The one thing I’ve learned is that free flowing conversations about innovation and creativity never work. We all use different terminology and have different connotations, and it turns out most of us aren’t very good at talking abstractly about ideas.

So the best thing to do is to have something visual to dissect. This allows you to talk about what you like and don’t like about something, and others can see what you see. There are still challenges but there are less.

The other trick is having structured sessions to tease out ideas – this is where post-it notes come into play. The key is to plan in detail in advance and have a nominated facilitator on the day. This can be really simple in structure. Different headings can be put on the wall, and you go around the room asking people to put up their ideas under each section. And then as a group, you can decide which ideas have more merit. A point system works well, but make sure you have group agreement on how you are judging an idea and on what criteria.

It’s always good to have moments of quiet time, to let people think and reflect during the brainstorming sessions. This is important for everyone, but crucial for more introverted characters that are less comfortable shouting their ideas out. If you have a free-for-all, you can guarantee that you won’t hear from some people, and this is a real shame, as some of the most innovative ideas across the agency have come from the quietest people.
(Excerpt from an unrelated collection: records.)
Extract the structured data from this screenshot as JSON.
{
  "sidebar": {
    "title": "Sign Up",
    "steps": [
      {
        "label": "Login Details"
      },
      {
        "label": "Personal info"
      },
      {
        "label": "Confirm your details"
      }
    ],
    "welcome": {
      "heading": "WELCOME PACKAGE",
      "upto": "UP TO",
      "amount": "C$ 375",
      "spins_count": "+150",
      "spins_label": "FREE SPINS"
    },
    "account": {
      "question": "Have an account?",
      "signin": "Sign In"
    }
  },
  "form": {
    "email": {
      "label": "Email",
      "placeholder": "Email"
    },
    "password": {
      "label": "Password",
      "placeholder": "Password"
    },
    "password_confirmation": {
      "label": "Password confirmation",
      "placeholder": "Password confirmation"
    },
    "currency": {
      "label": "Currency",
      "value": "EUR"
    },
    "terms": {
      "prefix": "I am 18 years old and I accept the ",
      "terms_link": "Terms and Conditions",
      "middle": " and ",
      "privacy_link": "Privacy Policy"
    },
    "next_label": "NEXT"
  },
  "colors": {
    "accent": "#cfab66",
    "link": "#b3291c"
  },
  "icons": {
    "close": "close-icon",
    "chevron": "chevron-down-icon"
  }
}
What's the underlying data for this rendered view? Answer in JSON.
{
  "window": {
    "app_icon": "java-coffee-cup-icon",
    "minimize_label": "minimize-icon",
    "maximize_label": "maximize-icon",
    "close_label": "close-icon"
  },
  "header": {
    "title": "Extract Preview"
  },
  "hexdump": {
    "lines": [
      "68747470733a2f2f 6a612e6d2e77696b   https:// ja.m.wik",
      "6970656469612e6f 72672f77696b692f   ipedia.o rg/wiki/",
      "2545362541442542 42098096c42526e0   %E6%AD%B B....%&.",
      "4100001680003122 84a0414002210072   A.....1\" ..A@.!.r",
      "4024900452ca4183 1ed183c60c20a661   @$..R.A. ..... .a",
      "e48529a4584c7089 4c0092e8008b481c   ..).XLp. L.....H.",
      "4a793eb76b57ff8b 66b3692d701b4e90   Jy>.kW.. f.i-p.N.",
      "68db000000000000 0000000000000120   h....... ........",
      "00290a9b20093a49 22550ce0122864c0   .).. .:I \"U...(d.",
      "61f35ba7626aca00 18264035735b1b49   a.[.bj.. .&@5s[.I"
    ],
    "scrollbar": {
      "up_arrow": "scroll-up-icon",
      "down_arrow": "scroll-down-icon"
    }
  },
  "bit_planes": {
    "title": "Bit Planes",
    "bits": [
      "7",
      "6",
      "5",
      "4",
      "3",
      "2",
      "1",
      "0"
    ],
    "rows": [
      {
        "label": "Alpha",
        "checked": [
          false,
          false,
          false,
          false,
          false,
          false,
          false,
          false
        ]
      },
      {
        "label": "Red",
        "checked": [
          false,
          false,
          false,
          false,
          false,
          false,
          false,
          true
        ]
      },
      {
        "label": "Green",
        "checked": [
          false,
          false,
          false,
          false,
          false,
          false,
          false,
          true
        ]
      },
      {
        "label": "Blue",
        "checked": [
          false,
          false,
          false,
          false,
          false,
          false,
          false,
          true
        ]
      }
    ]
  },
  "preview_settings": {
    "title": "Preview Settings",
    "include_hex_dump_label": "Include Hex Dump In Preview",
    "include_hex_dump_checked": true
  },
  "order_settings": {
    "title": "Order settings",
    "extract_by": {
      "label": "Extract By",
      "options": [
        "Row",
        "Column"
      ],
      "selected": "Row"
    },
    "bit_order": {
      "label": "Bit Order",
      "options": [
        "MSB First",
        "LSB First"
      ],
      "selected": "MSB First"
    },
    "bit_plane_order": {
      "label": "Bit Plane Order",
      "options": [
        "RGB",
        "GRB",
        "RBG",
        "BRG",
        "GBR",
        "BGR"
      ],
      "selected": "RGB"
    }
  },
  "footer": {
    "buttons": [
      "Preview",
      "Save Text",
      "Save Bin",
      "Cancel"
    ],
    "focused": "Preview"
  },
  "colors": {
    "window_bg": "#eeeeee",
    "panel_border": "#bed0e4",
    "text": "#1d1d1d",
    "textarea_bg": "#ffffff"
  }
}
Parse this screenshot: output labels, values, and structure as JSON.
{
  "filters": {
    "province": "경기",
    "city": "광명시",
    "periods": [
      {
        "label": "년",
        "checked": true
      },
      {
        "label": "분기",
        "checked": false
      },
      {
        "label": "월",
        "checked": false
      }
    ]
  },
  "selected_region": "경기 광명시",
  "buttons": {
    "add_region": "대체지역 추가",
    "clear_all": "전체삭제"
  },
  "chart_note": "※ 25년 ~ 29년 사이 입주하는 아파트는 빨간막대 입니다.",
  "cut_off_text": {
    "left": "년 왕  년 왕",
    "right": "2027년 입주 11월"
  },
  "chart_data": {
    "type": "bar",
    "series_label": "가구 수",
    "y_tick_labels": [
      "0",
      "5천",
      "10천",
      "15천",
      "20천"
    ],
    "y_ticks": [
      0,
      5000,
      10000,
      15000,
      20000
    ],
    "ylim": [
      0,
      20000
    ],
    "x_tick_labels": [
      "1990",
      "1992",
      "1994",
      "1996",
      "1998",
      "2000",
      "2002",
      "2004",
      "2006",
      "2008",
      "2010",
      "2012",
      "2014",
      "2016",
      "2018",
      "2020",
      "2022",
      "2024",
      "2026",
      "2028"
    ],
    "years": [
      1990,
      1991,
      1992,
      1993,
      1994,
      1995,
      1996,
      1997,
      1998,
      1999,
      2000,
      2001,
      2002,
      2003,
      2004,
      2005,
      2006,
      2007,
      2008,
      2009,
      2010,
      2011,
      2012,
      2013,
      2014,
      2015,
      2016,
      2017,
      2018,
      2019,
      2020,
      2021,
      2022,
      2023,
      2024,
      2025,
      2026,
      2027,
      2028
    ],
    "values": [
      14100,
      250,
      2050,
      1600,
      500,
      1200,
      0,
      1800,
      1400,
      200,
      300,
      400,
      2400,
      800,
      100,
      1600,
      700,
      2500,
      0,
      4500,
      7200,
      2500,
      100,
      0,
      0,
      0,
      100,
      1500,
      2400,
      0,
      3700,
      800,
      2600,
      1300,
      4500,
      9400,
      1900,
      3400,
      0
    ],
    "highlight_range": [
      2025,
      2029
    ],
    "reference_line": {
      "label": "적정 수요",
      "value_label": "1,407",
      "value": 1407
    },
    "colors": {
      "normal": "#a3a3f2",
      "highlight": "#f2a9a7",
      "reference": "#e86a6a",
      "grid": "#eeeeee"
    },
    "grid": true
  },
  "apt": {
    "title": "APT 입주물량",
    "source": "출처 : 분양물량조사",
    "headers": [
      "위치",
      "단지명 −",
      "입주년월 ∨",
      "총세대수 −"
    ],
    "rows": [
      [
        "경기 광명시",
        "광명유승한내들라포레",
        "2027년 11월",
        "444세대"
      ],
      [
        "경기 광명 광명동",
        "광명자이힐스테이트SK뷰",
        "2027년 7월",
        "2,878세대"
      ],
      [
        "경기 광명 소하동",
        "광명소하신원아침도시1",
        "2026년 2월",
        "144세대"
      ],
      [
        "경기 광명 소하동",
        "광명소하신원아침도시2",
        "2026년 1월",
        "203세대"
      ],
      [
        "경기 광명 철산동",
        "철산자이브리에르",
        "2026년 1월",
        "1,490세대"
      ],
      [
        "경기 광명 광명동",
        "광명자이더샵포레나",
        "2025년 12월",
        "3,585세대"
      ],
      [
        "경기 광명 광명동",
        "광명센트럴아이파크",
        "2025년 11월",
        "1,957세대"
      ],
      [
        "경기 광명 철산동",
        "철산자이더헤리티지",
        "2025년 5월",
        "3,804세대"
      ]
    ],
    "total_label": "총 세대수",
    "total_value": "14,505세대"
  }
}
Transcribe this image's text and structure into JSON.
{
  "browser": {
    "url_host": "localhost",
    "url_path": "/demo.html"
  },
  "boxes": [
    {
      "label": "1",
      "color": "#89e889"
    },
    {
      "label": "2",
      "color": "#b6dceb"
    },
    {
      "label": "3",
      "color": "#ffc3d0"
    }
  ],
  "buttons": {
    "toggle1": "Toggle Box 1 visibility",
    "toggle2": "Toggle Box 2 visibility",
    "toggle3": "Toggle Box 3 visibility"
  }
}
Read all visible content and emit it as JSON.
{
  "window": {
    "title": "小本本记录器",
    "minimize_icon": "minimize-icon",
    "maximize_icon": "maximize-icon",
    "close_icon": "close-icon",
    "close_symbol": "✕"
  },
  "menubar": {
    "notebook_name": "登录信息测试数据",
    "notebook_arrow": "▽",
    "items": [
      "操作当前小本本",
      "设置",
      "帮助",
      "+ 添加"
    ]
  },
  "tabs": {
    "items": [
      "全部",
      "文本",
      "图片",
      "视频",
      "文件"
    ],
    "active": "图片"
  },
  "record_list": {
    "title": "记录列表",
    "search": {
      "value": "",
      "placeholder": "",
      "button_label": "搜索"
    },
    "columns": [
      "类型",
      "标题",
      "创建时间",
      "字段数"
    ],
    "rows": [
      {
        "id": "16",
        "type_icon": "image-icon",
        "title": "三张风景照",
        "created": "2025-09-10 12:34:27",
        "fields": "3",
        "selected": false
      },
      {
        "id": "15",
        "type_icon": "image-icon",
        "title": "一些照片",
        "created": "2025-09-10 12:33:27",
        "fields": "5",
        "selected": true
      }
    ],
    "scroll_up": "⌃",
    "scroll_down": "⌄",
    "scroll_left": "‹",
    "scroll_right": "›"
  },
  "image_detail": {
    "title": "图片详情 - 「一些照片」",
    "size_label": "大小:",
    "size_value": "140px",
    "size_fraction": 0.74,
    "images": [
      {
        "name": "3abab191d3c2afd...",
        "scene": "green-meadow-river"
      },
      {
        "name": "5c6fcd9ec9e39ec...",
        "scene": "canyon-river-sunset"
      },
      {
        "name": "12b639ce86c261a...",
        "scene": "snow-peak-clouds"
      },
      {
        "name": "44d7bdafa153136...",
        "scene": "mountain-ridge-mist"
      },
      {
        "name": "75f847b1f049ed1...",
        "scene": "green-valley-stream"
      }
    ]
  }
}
Over the years, we have built up a number of exercises which we use in workshops. These involve stickers, diagrams, toggles and scoring systems. All are designed to help people express themselves. This allows us to extract ideas and insight, which can be used to create the most innovative designs.

The 15th April marks the birth of Leonardo Da Vinci, what is your favourite da Vinci painting?

Vitruvian Man – I like the blend of science and art together.

This is the reality of commercial creativity and innovation. Creativity is attained through a mix of research, insight, strategy and information but many forget the ‘art’ part. That’s where the magic lies, the beauty, the spark, the thing that makes it special. It’s what sets it apart from the rest. And sadly, this is what is missing from a lot of content on the web.

With the constant developments in technology where do you see Yoyo in 5 years?

Our agency focuses on developing impactful experiences between a brand and its audience. We care more about the people and the connection, rather than the technology, so in effect I don’t see Yoyo changing that much in the next 5 years. This will still be our focus.

But of course, the means to develop these experiences will change. Over the last few years, we’ve been working with virtual and augmented reality to create audience engagement at events and conferences. We’ve developed Alexa skills for businesses to offer to their customers. And we’ve used creativity and the latest technologies to build world-class websites.

And every year, the technology gets better and better. I’m excited to see what it will be like in 2025.


Yoyo design:

Leave a Reply

This site uses Akismet to reduce spam. Learn how your comment data is processed.